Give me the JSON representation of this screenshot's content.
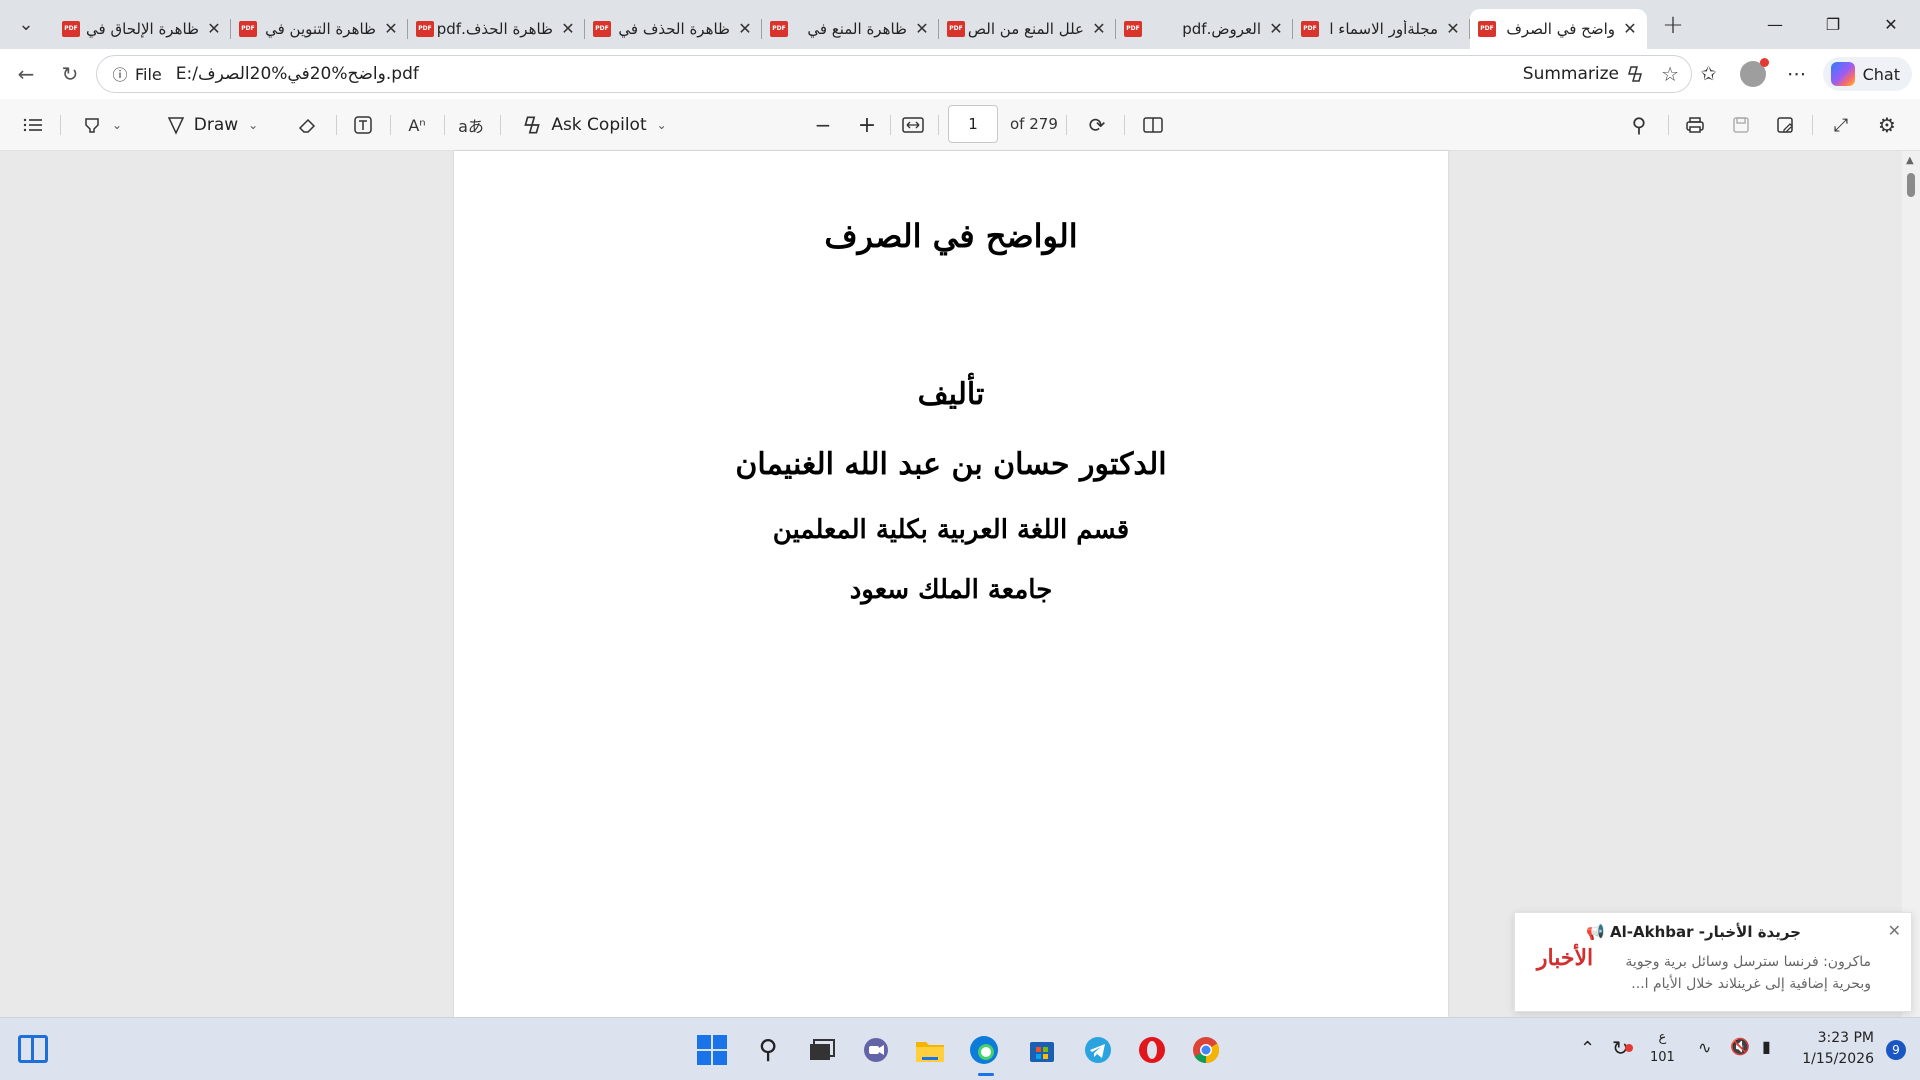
{
  "browser": {
    "tabs": [
      {
        "title": "ظاهرة الإلحاق في",
        "active": false
      },
      {
        "title": "ظاهرة التنوين في",
        "active": false
      },
      {
        "title": "ظاهرة الحذف.pdf",
        "active": false
      },
      {
        "title": "ظاهرة الحذف في",
        "active": false
      },
      {
        "title": "ظاهرة المنع في",
        "active": false
      },
      {
        "title": "علل المنع من الص",
        "active": false
      },
      {
        "title": "العروض.pdf",
        "active": false
      },
      {
        "title": "مجلةأور الاسماء ا",
        "active": false
      },
      {
        "title": "واضح في الصرف",
        "active": true
      }
    ],
    "pdf_icon_label": "PDF",
    "address": {
      "scheme": "File",
      "url": "E:/واضح%20في%20الصرف.pdf",
      "summarize_label": "Summarize"
    },
    "chat_label": "Chat"
  },
  "pdf_toolbar": {
    "draw_label": "Draw",
    "ask_copilot_label": "Ask Copilot",
    "page_number": "1",
    "page_total": "of 279"
  },
  "document": {
    "title": "الواضح في الصرف",
    "authorship": "تأليف",
    "author": "الدكتور حسان بن عبد الله الغنيمان",
    "department": "قسم اللغة العربية بكلية المعلمين",
    "university": "جامعة الملك سعود"
  },
  "notification": {
    "title": "جريدة الأخبار- Al-Akhbar 📢",
    "body": "ماكرون: فرنسا سترسل وسائل برية وجوية وبحرية إضافية إلى غرينلاند خلال الأيام ا...",
    "logo_text": "الأخبار"
  },
  "taskbar": {
    "weather_glyph": "ع",
    "weather_value": "101",
    "time": "3:23 PM",
    "date": "1/15/2026",
    "notification_count": "9"
  }
}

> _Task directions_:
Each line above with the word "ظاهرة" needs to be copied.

> _Response for this exercise_:
        "title": "ظاهرة الإلحاق في",
        "title": "ظاهرة التنوين في",
        "title": "ظاهرة الحذف.pdf",
        "title": "ظاهرة الحذف في",
        "title": "ظاهرة المنع في",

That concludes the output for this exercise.